I was not prepared for this part. As the ceremony came to an end, young children began to scatter red cloth poppy petals into the crater. The Somme Pipe Band played “The Lament,” and the rest of us were invited to scatter our own petals into the crater. We were reminded that, “in all probability, a young man lost his life on the spot where the petals landed” (“Poppy Petal Scattering”). We were then asked to join hands around the crater, forming a human chain around its perimeter. I later found out that this practice began in 2010: “the congregation were invited to stand around the rim of the Crater and to hold hands to form a complete unbroken human chain in an act of fellowship and reconciliation” (Ibid).
I often remark that 2015 was the summer that I spent crying my way across the Western Front. It was a tremendously moving experience, and one that often made me feel unworthy of retelling the stories of these young men in my research, faced as I was with the living proof of their short lives and violent deaths on the very fields on which I walked. As I stood there on the morning, on 1 July 2015, 99 years after the Battle of the Somme commenced, holding hands with a young Frenchman on one side and a little girl on the other, crying and listening to the pipers’ song, I was reminded again of Laurence Binyon’s “For the Fallen” (1914), an excerpt of which we recited multiple times each day on that tour, over grave sites and memorials:

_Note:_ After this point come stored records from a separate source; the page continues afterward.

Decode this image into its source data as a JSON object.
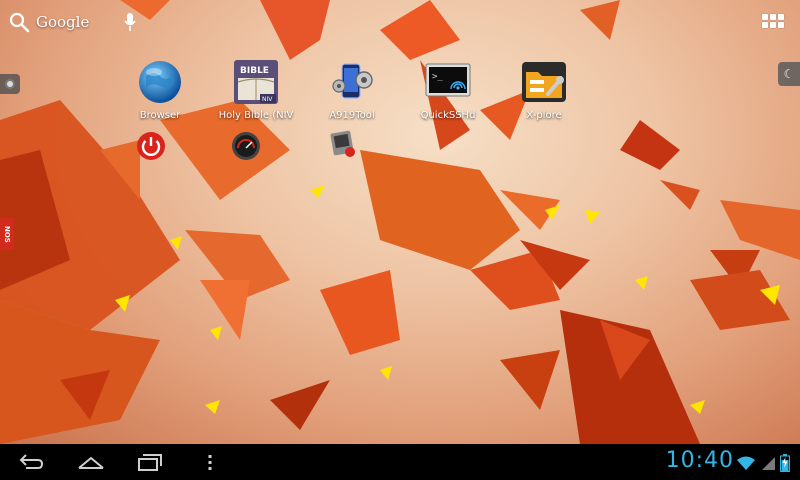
{
  "search": {
    "label": "Google"
  },
  "icons": [
    {
      "label": "Browser",
      "icon": "globe-icon"
    },
    {
      "label": "Holy Bible (NIV",
      "icon": "bible-book-icon",
      "badge_title": "BIBLE",
      "badge_sub": "NIV"
    },
    {
      "label": "A919Tool",
      "icon": "phone-gear-icon"
    },
    {
      "label": "QuickSSHd",
      "icon": "terminal-icon",
      "terminal_text": ">_"
    },
    {
      "label": "X-plore",
      "icon": "folder-tools-icon"
    }
  ],
  "second_row_icons": [
    "power-icon",
    "speedometer-icon",
    "media-player-icon"
  ],
  "side_badge": {
    "text": "NOS"
  },
  "statusbar": {
    "time": "10:40",
    "wifi": "wifi-icon",
    "battery": "battery-charging-icon"
  },
  "navbar": {
    "buttons": [
      "back-icon",
      "home-icon",
      "recent-apps-icon",
      "menu-icon"
    ]
  },
  "colors": {
    "clock": "#33b5e5",
    "wallpaper_accent": "#e0521a"
  }
}
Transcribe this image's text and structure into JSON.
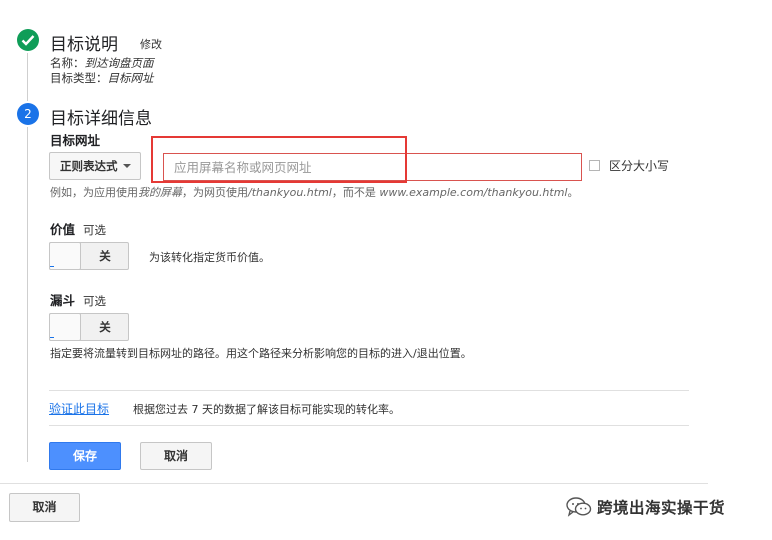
{
  "step1": {
    "title": "目标说明",
    "edit": "修改",
    "name_label": "名称：",
    "name_value": "到达询盘页面",
    "type_label": "目标类型：",
    "type_value": "目标网址"
  },
  "step2": {
    "number": "2",
    "title": "目标详细信息",
    "url_section_label": "目标网址",
    "match_type": "正则表达式",
    "url_placeholder": "应用屏幕名称或网页网址",
    "url_value": "",
    "case_sensitive_label": "区分大小写",
    "case_sensitive_checked": false,
    "hint_prefix": "例如，为应用使用",
    "hint_my_screen": "我的屏幕",
    "hint_middle": "，为网页使用",
    "hint_path": "/thankyou.html",
    "hint_instead": "，而不是",
    "hint_full_url": "www.example.com/thankyou.html",
    "hint_end": "。"
  },
  "value_section": {
    "label": "价值",
    "optional": "可选",
    "toggle_state": "关",
    "note": "为该转化指定货币价值。"
  },
  "funnel_section": {
    "label": "漏斗",
    "optional": "可选",
    "toggle_state": "关",
    "note": "指定要将流量转到目标网址的路径。用这个路径来分析影响您的目标的进入/退出位置。"
  },
  "verify": {
    "link": "验证此目标",
    "description": "根据您过去 7 天的数据了解该目标可能实现的转化率。"
  },
  "actions": {
    "save": "保存",
    "cancel": "取消",
    "outer_cancel": "取消"
  },
  "watermark": {
    "text": "跨境出海实操干货",
    "icon": "wechat-icon"
  },
  "colors": {
    "success": "#0f9d58",
    "accent": "#1a73e8",
    "primary_button": "#4d90fe",
    "highlight": "#e53935",
    "input_error_border": "#d9534f"
  }
}
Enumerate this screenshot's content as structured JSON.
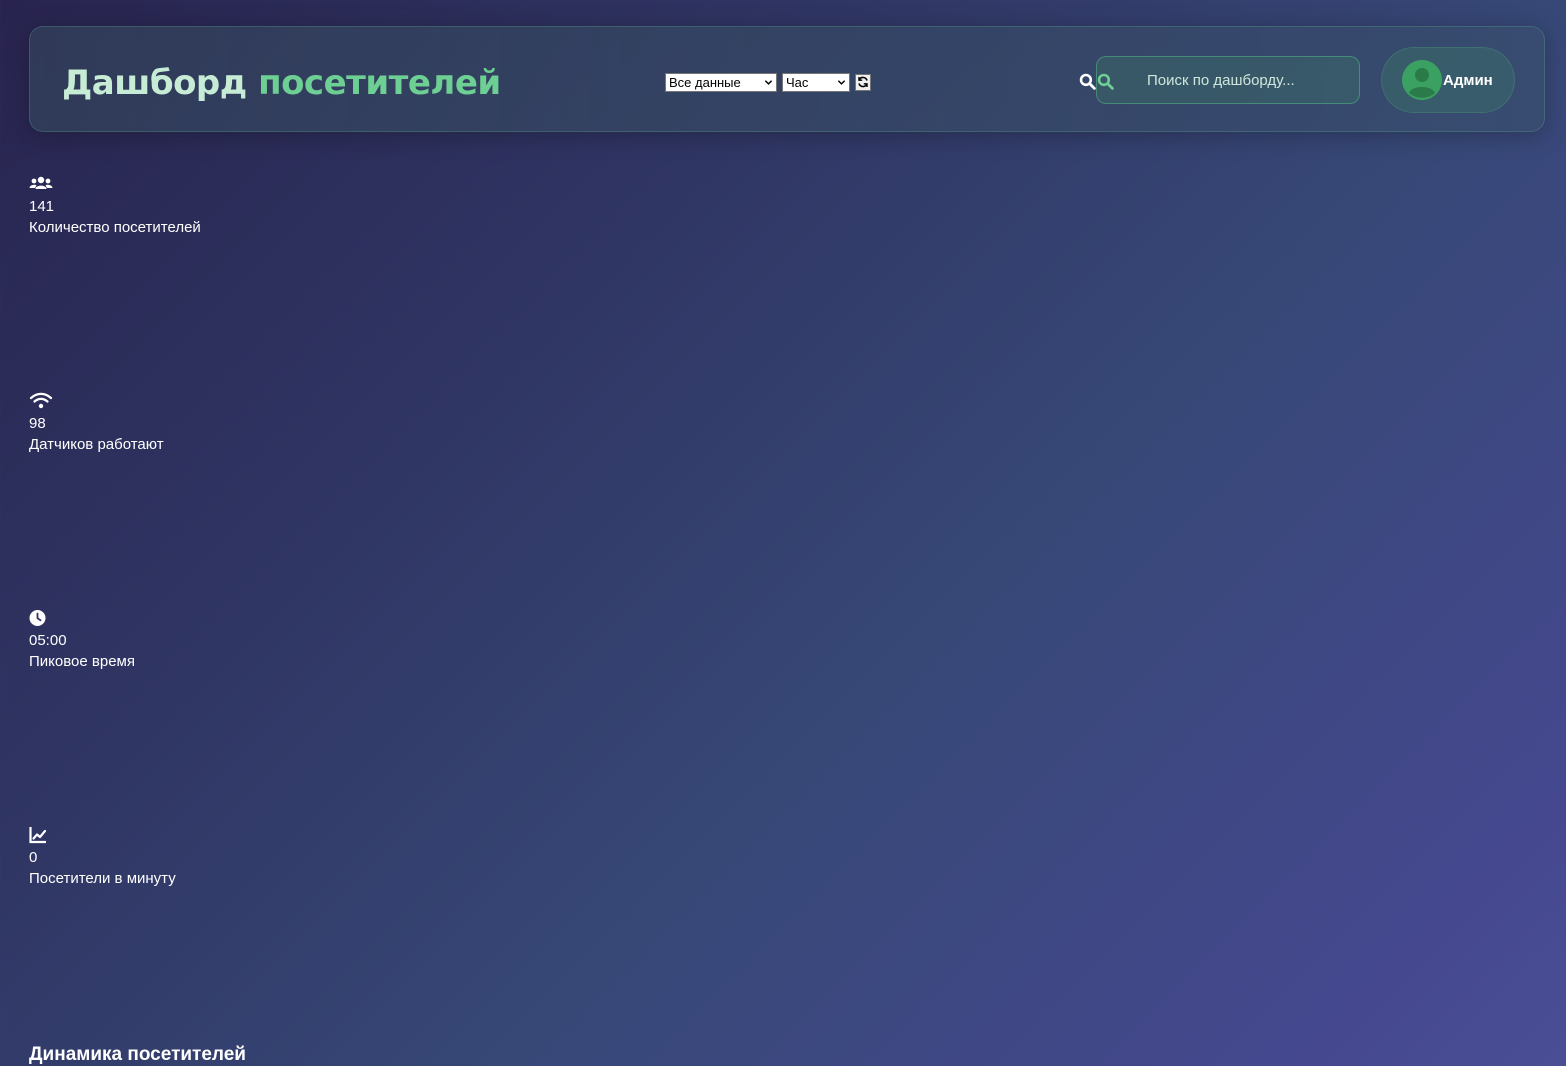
{
  "header": {
    "title_part1": "Дашборд",
    "title_part2": "посетителей",
    "range_select": {
      "selected": "Все данные"
    },
    "interval_select": {
      "selected": "Час"
    },
    "refresh_icon": "refresh-icon",
    "search": {
      "placeholder": "Поиск по дашборду...",
      "icon": "search-icon"
    },
    "user": {
      "name": "Админ",
      "avatar_icon": "user-circle-icon"
    }
  },
  "stats": [
    {
      "icon": "users-icon",
      "value": "141",
      "label": "Количество посетителей"
    },
    {
      "icon": "wifi-icon",
      "value": "98",
      "label": "Датчиков работают"
    },
    {
      "icon": "clock-icon",
      "value": "05:00",
      "label": "Пиковое время"
    },
    {
      "icon": "chart-line-icon",
      "value": "0",
      "label": "Посетители в минуту"
    }
  ],
  "sections": {
    "dynamics_title": "Динамика посетителей"
  },
  "colors": {
    "accent_green": "#6ecf95",
    "title_light": "#c7ecd6",
    "avatar_green": "#3aa163"
  }
}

They shall not grow old, as we that are left grow old:
Age shall not weary them, nor the years condemn.
At the going down of the sun and in the morning,

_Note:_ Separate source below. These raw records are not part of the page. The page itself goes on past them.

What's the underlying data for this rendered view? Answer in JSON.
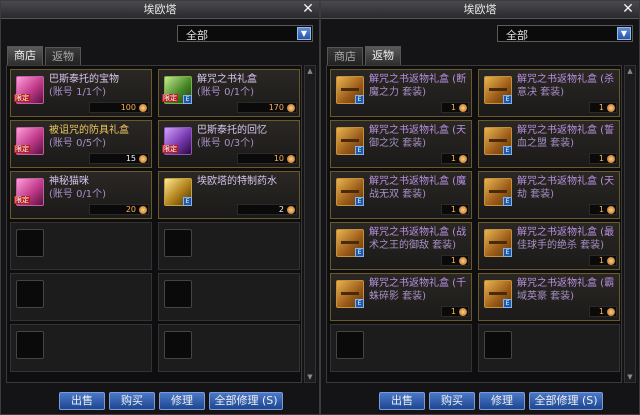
{
  "left": {
    "title": "埃欧塔",
    "close": "✕",
    "filter": "全部",
    "tabs": [
      "商店",
      "返物"
    ],
    "active_tab": 0,
    "slots": [
      {
        "name": "巴斯泰托的宝物",
        "sub": "(账号 1/1个)",
        "price": "100",
        "icon": "pink",
        "icon_name": "treasure-icon",
        "limited": true,
        "name_style": "white"
      },
      {
        "name": "解咒之书礼盒",
        "sub": "(账号 0/1个)",
        "price": "170",
        "icon": "green",
        "icon_name": "book-box-icon",
        "limited": true,
        "name_style": "white"
      },
      {
        "name": "被诅咒的防具礼盒",
        "sub": "(账号 0/5个)",
        "price": "15",
        "icon": "pink",
        "icon_name": "armor-box-icon",
        "limited": true,
        "name_style": "gold",
        "price_style": "white"
      },
      {
        "name": "巴斯泰托的回忆",
        "sub": "(账号 0/3个)",
        "price": "10",
        "icon": "violet",
        "icon_name": "memory-icon",
        "limited": true,
        "name_style": "white"
      },
      {
        "name": "神秘猫咪",
        "sub": "(账号 0/1个)",
        "price": "20",
        "icon": "pink",
        "icon_name": "cat-icon",
        "limited": true,
        "name_style": "white"
      },
      {
        "name": "埃欧塔的特制药水",
        "sub": "",
        "price": "2",
        "icon": "gold",
        "icon_name": "potion-icon",
        "limited": false,
        "name_style": "white",
        "price_style": "white"
      }
    ],
    "buttons": [
      "出售",
      "购买",
      "修理",
      "全部修理 (S)"
    ]
  },
  "right": {
    "title": "埃欧塔",
    "close": "✕",
    "filter": "全部",
    "tabs": [
      "商店",
      "返物"
    ],
    "active_tab": 1,
    "slots": [
      {
        "name": "解咒之书返物礼盒 (断",
        "sub": "魔之力 套装)",
        "price": "1"
      },
      {
        "name": "解咒之书返物礼盒 (杀",
        "sub": "意决 套装)",
        "price": "1"
      },
      {
        "name": "解咒之书返物礼盒 (天",
        "sub": "御之灾 套装)",
        "price": "1"
      },
      {
        "name": "解咒之书返物礼盒 (誓",
        "sub": "血之盟 套装)",
        "price": "1"
      },
      {
        "name": "解咒之书返物礼盒 (魔",
        "sub": "战无双 套装)",
        "price": "1"
      },
      {
        "name": "解咒之书返物礼盒 (天",
        "sub": "劫 套装)",
        "price": "1"
      },
      {
        "name": "解咒之书返物礼盒 (战",
        "sub": "术之王的御敌 套装)",
        "price": "1"
      },
      {
        "name": "解咒之书返物礼盒 (最",
        "sub": "佳球手的绝杀 套装)",
        "price": "1"
      },
      {
        "name": "解咒之书返物礼盒 (千",
        "sub": "蛛碎影 套装)",
        "price": "1"
      },
      {
        "name": "解咒之书返物礼盒 (霸",
        "sub": "域英豪 套装)",
        "price": "1"
      }
    ],
    "buttons": [
      "出售",
      "购买",
      "修理",
      "全部修理 (S)"
    ]
  }
}
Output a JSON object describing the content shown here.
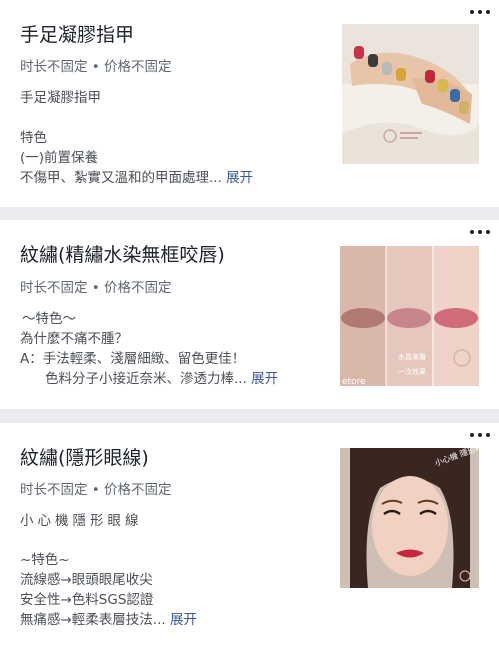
{
  "services": [
    {
      "title": "手足凝膠指甲",
      "meta": "时长不固定 • 价格不固定",
      "subtitle": "手足凝膠指甲",
      "desc_lines": [
        "特色",
        "(一)前置保養",
        "不傷甲、紮實又溫和的甲面處理... "
      ],
      "expand": "展开",
      "image_icon": "nail-art-photo"
    },
    {
      "title": "紋繡(精繡水染無框咬唇)",
      "meta": "时长不固定 • 价格不固定",
      "desc_lines": [
        "～特色～",
        "為什麼不痛不腫？",
        "A：手法輕柔、淺層細緻、留色更佳！",
        "色料分子小接近奈米、滲透力棒... "
      ],
      "expand": "展开",
      "image_caption_1": "水晶漸層",
      "image_caption_2": "一次效果",
      "image_watermark": "etore",
      "image_icon": "lip-tattoo-photo"
    },
    {
      "title": "紋繡(隱形眼線)",
      "meta": "时长不固定 • 价格不固定",
      "subtitle": "小心機隱形眼線",
      "desc_lines": [
        "~特色~",
        "流線感→眼頭眼尾收尖",
        "安全性→色料SGS認證",
        "無痛感→輕柔表層技法... "
      ],
      "expand": "展开",
      "image_caption": "小心機 隱形眼線",
      "image_icon": "eyeliner-portrait-photo"
    }
  ],
  "colors": {
    "background": "#e9ebee",
    "card": "#ffffff",
    "link": "#385898",
    "title": "#1d2129",
    "meta": "#606770"
  }
}
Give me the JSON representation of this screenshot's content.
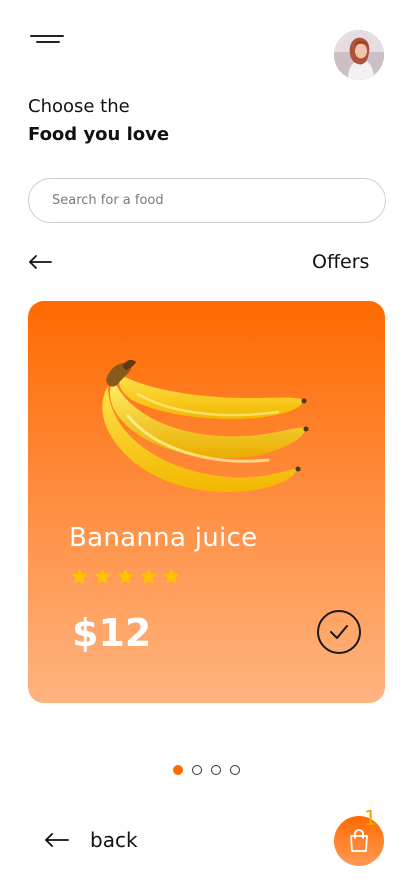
{
  "header": {
    "menu_icon": "menu-icon",
    "avatar_icon": "profile-avatar"
  },
  "headline": {
    "line1": "Choose the",
    "line2": "Food you love"
  },
  "search": {
    "placeholder": "Search for a food",
    "value": ""
  },
  "section": {
    "back_icon": "arrow-left-icon",
    "title": "Offers"
  },
  "card": {
    "product_name": "Bananna juice",
    "rating": 5,
    "rating_max": 5,
    "price": "$12",
    "image": "banana-image",
    "action_icon": "checkmark-icon"
  },
  "pagination": {
    "count": 4,
    "active_index": 0
  },
  "footer": {
    "back_label": "back",
    "cart_icon": "shopping-bag-icon",
    "cart_count": "1"
  },
  "colors": {
    "accent": "#ff6a00",
    "accent_light": "#ffb480",
    "star": "#ffc400",
    "badge": "#f5a300"
  }
}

We will remember them. (13-16)
Irene Mangoutas is a Doctoral Candidate in the Department of English Language and Literature at Queen’s University in Kingston, ON. Her dissertation, titled ‘Après la guerre’: Alternate Spaces of the Great War in Modernist and Contemporary Memory-Texts, addresses nostalgia, memory, and commemorative practices in interwar and contemporary British fiction and film about the First World War. She also specializes in neo-Victorian literature, film, visual art, and culture; the ‘long nineteenth-century’; the intersection(s) between warfare and fantasy; and children’s literature. Her departmental page is available here, and you can follow her on twitter @irenemangoutas.
Binyon, Laurence. “For the Fallen.” 1914. Poetry Foundation, https://www.poetryfoundation.org/poems/57322/for-the-fallen. Accessed 15 Nov. 2017.

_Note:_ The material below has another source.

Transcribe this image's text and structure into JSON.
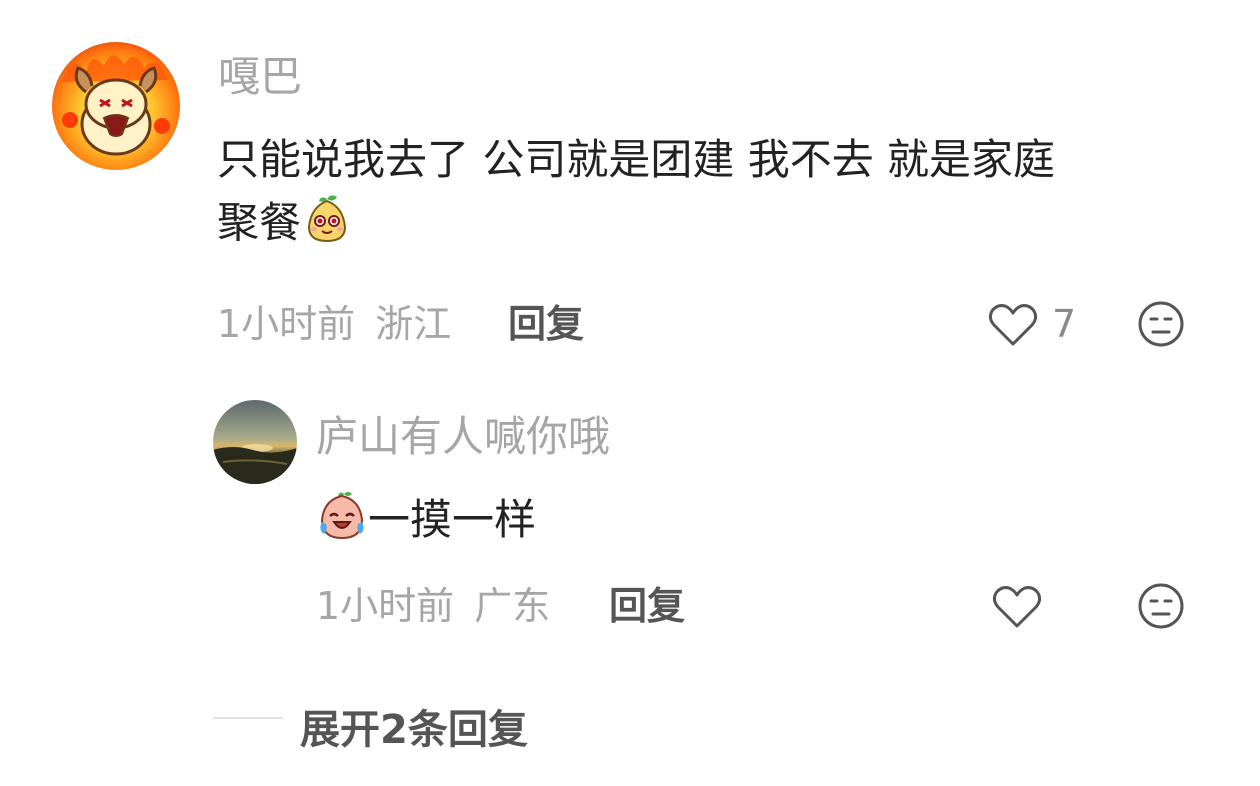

“July 1st Ceremonies at the Lochnagar Crater.” Lochnagar Crater, http://www.lochnagarcrater.org/Ceremonies.html. Accessed 15 Nov. 2017.
“Lochnagar Mine Crater Memorial, La Boisselle, Somme Battlefields.” The Great War: 1914-1918, http://www.greatwar.co.uk/somme/memorial-lochnagar-crater.htm. Accessed 15 Nov. 2017.
“Poppy Petal Scattering and Circling the Crater.” Lochnagar Crater, http://www.lochnagarcrater.org/CeremonyPetals.html. Accessed 15 Nov. 2017.
Winter, Jay, ed. The Legacy of the Great War: Ninety Years On. Columbia: U of Missouri P, 2009.
Winter, Jay. Sites of Memory, Sites of Mourning: The Great War in European Cultural History. Cambridge: Cambridge UP, 1995.